Mangaluru: In an attempt to popularize, protect and preserve the language, as well as to obtain the ISO language code, Karnataka Arebhash Samskriti and Sahitya Academy completed the digitization of no less than 84 books.
Bharathesha Alasandemajalu, a member of the Academy, said books published from 1968 to the most recent, including two doctoral dissertations, have been digitized. Doctoral thesis on Arebhashe in English by Professor Kodi Kushalappa Gowda, published in 1970 at Annamalai University, has been digitized. Previously, the language was known as Gowda Kannada. Other works include digitizing a souvenir that showcases the culture of the Gowda community, he said.
In total, the digitization of 38 books published by the academy, ‘Hingara’ – the quarterly magazine of the academy, and 21 books published by different authors have been digitized and made available on arebashe.sanchaya.net. The team digitized 142 issues of ‘Kodava Sangathi’, a fortnightly, whose publisher was Pattada Prabhakar, and an important book on the Amara Sullia uprising of 1837, by Deviprasad Sampaje. The books are available in three categories, books published by the academy, Arebhashe Sahithya and Kodagu Sangathi and Hingara editions, Bharathesha said.
The digitization works will be inaugurated on June 25 in Madikeri, in the presence of the Chief Minister’s Advisor for E-Governance Beluru Sudarshan and the President of the Kodagu Academy Kannada Sahitya, MP Keshav Kamath.

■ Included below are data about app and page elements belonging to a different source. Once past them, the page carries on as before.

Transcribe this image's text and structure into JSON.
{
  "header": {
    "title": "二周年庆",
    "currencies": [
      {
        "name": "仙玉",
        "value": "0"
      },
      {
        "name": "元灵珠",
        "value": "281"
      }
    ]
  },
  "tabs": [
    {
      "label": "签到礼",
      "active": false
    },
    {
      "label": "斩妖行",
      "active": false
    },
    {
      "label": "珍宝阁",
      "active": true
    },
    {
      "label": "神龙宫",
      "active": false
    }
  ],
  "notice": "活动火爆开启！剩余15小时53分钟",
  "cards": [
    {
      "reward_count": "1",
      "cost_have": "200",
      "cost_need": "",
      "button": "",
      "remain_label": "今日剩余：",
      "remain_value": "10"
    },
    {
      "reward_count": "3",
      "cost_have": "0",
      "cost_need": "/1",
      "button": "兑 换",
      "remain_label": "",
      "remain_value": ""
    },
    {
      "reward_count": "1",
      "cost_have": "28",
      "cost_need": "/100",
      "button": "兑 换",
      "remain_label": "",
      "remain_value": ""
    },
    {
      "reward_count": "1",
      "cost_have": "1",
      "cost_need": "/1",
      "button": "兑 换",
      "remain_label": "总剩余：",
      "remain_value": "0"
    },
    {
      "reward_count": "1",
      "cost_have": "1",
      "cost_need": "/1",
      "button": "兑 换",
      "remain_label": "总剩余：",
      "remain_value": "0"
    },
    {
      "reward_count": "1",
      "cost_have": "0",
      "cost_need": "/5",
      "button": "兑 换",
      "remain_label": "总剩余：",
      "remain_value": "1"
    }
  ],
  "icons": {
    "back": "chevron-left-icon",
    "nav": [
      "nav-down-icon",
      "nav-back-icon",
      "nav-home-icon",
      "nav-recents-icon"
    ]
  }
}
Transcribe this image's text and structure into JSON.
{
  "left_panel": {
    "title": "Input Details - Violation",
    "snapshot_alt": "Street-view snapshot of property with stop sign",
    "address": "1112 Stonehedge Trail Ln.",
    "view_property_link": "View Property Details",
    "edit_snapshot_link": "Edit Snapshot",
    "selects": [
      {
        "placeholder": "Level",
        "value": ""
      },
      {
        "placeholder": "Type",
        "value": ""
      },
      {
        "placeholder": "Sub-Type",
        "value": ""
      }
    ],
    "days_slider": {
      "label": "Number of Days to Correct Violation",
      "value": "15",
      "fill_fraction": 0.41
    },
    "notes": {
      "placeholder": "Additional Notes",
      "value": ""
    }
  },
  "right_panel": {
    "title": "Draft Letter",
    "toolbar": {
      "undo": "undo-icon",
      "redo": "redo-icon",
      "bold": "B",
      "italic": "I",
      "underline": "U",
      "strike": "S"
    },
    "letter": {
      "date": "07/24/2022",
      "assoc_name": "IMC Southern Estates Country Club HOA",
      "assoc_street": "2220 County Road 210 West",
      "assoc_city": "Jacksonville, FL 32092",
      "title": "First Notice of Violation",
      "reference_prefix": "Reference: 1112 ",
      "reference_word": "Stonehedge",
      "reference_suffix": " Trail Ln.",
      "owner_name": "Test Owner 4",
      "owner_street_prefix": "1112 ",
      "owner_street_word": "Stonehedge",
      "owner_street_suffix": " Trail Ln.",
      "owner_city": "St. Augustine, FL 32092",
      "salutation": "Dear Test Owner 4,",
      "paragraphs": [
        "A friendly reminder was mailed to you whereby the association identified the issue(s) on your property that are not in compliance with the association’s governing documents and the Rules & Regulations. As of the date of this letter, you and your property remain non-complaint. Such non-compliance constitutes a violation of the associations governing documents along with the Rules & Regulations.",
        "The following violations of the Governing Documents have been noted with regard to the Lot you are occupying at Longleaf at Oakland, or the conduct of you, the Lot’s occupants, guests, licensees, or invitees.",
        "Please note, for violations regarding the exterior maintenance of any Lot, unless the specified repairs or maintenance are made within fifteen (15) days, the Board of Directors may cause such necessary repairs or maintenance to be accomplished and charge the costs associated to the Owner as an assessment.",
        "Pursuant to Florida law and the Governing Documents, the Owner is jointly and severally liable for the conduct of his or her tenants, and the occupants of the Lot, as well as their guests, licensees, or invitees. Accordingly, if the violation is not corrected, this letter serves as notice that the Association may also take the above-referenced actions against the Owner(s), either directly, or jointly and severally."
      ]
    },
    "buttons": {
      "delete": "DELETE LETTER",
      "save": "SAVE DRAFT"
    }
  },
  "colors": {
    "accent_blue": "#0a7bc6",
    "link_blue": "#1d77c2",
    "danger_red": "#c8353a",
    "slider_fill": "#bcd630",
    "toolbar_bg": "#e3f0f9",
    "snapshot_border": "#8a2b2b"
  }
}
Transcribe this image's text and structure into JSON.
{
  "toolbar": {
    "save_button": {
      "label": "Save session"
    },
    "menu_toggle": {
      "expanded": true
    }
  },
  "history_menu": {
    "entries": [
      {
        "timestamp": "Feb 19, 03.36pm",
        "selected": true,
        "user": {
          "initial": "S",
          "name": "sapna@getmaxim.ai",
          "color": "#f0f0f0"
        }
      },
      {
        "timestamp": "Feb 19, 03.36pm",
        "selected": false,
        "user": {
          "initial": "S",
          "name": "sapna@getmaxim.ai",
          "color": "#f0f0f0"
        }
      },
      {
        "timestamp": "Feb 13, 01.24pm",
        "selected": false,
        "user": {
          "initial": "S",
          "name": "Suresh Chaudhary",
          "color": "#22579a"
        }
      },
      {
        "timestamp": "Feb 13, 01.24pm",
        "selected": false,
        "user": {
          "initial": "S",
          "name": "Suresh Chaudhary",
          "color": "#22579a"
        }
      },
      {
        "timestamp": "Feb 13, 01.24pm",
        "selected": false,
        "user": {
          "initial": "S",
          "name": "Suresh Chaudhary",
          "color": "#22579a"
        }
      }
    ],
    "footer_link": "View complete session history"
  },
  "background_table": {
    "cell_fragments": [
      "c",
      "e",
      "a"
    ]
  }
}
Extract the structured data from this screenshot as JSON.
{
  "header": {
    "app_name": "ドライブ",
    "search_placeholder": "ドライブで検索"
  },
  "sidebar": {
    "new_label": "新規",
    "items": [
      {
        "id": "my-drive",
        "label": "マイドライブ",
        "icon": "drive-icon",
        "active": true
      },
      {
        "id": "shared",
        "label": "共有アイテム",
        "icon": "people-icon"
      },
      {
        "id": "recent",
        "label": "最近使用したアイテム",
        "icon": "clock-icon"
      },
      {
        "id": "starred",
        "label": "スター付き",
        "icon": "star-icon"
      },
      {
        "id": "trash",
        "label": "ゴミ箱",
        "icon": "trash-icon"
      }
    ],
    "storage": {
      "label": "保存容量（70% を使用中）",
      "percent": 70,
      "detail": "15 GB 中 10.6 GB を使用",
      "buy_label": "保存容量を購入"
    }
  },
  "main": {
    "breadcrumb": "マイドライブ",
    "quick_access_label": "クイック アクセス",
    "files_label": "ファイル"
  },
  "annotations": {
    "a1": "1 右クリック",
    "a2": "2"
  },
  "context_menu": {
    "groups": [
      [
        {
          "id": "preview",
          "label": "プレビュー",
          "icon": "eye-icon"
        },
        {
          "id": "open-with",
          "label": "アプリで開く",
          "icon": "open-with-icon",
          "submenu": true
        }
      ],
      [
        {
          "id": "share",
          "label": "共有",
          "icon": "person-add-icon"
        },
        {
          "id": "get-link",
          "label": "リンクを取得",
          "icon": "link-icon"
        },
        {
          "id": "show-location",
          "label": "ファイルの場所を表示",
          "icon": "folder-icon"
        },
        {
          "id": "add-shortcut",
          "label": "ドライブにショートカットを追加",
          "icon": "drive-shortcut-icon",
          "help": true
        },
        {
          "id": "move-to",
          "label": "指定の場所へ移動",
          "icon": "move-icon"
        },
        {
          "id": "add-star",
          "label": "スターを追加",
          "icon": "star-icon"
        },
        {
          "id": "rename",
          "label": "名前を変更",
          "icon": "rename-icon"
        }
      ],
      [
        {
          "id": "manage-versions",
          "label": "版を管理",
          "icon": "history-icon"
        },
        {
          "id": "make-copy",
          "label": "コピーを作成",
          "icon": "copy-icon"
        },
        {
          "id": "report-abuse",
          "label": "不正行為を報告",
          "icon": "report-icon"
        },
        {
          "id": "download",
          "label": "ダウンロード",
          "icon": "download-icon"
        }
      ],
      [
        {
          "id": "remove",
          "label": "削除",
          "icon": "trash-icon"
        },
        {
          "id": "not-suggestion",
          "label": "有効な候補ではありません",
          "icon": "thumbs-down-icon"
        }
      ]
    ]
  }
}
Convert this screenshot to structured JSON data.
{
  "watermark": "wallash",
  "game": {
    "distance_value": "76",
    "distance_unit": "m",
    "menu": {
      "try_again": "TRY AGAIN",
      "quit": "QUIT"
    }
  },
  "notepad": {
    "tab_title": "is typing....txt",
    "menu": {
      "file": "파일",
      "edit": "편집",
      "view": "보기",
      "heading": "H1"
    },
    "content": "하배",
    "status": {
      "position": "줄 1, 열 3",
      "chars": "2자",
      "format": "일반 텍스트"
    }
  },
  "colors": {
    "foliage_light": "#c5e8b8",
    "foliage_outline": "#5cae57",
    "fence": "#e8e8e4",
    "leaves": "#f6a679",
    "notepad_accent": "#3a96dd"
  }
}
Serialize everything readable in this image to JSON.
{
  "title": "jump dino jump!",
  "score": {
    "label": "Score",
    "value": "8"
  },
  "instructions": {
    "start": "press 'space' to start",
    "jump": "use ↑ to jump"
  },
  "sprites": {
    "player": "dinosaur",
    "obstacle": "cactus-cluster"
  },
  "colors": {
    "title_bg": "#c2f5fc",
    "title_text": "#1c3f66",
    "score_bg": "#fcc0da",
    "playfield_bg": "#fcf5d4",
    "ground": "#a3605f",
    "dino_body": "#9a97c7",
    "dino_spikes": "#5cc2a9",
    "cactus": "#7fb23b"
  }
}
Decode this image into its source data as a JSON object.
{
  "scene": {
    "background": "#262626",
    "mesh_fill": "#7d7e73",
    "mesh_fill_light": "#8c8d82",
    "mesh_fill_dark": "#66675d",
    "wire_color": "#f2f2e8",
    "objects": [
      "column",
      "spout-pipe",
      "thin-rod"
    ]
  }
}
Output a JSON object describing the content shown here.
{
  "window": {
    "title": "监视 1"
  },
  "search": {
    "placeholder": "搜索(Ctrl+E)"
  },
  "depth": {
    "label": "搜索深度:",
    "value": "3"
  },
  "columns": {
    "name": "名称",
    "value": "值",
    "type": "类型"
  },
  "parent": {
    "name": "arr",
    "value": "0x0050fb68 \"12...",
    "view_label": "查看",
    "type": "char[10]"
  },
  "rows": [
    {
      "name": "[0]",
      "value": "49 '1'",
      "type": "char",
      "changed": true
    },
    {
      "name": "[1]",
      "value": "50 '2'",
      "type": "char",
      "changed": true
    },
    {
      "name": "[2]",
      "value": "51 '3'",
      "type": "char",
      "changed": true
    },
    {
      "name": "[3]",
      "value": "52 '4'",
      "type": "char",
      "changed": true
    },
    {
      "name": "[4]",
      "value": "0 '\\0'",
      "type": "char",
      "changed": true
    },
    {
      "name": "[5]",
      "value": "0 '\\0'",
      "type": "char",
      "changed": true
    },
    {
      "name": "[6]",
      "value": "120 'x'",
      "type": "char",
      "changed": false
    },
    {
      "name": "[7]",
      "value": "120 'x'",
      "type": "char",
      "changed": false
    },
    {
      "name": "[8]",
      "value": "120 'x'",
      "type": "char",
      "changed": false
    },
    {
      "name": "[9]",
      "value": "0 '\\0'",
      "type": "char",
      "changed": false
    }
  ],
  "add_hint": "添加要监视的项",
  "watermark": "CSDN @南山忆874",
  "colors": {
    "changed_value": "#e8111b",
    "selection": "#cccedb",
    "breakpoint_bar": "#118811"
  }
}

Academy President Lakshminarayan Kajegadde will chair the event.
“In case the language is to gain international recognition, an ISO language code is important. Scanning is a step towards obtaining the code. It will also give the public easy access to existing Arebhashe literature,” he said.
Vishwanath Badikana, Assistant Professor, Kannada, St Aloysius College and Fellow of the Academy, said the books that have been digitized are not available in the market. Work on the Arebhashe Dictionary, a blend of Lexicon and Kittel Dictionary, Encyclopedia and Arebhashe Glossary documenting the Arebhashe culture, through the items used by people who speak this language, is nearing completion.
“This is probably the first work of its kind undertaken for a sub-dialect, through an academy which has a small base. According to an estimate, around 10 lakh people speak the language,” Badikana said.